Although it has become widely known as a way for people to downsize, it’s also being explored as an option for addressing homelessness in Guilford County.

“The problem isn’t necessarily lack of space. There is plenty of space. I think the problem is an alignment between the housing options that exist and availability of funds, and the ability of people who are moving out of homelessness to actually pay rent or a mortgage,” Travis Hicks, director of the Center for Community-Engaged Design, said.

The Center for Community-Engaged Design has been studying similar projects in other cities including in Dallas, Texas. The Cottages at Hickory Crossing has provided stability for the 50 most chronic cases of homelessness in Dallas.

“It surrounds those cottages with supportive services. There is a community center for example and then this entire development sits across the street from what I would say is the equivalent of the Interactive Resource Center,” Hicks said.

Students studying interior architecture at the University of North Carolina Greensboro have been conducting research and meeting with the Interactive Resource Center to outline ways to bring a similar vision to Guilford County.

“They can have a shelter. Something that is comfortable for them to live in, but is sustainable,” Natalie Johnson, an interior architecture student, said.

“It’s minimalist, but it’s actually very functional,” interior architecture student Allie Puppo added.

Hicks says one of the biggest challenges will be amending zoning regulations to make sure tiny houses are in compliance with the law.

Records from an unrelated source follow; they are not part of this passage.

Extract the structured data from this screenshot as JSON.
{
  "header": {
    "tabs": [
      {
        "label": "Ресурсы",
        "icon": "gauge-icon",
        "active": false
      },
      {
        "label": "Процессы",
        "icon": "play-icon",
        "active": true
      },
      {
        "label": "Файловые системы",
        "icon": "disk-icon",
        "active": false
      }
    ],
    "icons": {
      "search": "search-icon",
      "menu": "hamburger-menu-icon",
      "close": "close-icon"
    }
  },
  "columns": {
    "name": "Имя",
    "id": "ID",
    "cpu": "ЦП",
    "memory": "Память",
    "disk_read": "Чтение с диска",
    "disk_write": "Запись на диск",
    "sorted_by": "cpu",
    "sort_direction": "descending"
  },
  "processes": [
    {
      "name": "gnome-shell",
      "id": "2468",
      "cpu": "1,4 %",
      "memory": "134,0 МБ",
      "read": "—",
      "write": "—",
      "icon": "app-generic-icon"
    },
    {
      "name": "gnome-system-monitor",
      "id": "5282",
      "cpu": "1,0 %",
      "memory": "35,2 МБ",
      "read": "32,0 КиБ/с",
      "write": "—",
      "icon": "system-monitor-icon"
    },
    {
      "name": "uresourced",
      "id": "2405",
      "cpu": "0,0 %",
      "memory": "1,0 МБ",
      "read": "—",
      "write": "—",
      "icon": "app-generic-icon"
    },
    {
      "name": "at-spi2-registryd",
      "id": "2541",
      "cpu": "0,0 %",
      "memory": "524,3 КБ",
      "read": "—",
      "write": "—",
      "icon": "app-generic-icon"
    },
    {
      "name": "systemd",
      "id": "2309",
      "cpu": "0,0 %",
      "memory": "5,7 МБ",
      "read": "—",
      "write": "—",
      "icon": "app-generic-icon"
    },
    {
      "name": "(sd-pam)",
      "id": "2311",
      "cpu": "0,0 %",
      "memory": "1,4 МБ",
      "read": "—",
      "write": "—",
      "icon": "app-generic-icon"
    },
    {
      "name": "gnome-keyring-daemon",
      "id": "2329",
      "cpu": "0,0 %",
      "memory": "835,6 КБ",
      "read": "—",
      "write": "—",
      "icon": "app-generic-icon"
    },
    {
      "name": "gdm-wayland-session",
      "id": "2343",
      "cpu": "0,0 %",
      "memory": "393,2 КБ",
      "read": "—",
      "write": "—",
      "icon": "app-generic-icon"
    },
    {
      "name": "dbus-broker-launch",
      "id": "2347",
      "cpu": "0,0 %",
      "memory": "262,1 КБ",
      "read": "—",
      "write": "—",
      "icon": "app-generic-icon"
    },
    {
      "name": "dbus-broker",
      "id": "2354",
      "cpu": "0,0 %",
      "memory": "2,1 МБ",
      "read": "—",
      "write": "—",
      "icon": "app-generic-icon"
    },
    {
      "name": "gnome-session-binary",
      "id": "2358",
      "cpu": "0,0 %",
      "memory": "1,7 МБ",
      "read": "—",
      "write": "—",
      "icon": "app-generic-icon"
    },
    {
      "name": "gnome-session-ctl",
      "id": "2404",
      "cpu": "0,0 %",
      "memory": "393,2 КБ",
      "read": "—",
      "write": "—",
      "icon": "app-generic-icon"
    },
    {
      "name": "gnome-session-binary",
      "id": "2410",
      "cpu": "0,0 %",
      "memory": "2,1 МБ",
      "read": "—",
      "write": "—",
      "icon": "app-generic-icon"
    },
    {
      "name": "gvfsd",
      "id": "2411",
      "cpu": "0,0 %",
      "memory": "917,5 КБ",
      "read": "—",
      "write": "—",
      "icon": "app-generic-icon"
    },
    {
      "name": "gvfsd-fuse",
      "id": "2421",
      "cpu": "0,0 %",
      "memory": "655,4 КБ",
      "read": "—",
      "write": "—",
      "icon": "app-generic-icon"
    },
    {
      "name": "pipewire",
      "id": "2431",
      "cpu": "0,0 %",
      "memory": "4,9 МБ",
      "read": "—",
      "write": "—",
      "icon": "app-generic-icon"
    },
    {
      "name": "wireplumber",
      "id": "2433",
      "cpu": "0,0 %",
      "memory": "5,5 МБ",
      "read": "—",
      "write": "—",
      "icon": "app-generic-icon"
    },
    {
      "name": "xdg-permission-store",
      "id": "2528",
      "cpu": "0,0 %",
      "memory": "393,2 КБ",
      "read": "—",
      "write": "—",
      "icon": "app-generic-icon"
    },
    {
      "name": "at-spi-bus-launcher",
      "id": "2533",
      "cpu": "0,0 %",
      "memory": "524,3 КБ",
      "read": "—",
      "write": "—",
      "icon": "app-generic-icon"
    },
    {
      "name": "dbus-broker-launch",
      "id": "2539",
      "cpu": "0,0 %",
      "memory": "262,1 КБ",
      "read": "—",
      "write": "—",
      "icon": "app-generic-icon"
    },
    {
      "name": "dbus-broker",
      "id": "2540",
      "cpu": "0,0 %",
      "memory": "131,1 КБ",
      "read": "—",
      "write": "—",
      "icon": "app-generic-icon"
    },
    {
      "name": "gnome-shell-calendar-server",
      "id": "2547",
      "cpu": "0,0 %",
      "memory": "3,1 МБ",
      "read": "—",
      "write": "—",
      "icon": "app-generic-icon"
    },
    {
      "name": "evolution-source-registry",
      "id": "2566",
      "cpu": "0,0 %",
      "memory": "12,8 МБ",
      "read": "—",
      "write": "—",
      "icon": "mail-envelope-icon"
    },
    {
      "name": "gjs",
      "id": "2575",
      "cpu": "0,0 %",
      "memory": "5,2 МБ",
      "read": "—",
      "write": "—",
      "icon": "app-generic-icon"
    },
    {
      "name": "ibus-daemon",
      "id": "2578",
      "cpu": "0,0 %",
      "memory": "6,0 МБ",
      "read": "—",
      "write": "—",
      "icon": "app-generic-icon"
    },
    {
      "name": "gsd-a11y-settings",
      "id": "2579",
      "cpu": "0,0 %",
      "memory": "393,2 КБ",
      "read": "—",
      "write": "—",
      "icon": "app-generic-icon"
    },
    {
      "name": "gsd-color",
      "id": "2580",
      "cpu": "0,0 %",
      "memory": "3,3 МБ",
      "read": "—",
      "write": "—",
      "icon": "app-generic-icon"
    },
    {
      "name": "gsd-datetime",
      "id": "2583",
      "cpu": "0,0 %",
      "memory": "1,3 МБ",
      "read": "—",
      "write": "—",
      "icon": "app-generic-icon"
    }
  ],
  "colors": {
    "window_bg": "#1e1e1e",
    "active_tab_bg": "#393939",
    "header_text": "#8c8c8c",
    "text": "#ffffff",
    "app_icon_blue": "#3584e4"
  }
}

For this academic year, students will work on building a tiny house prototype to present to city leaders and advocacy groups.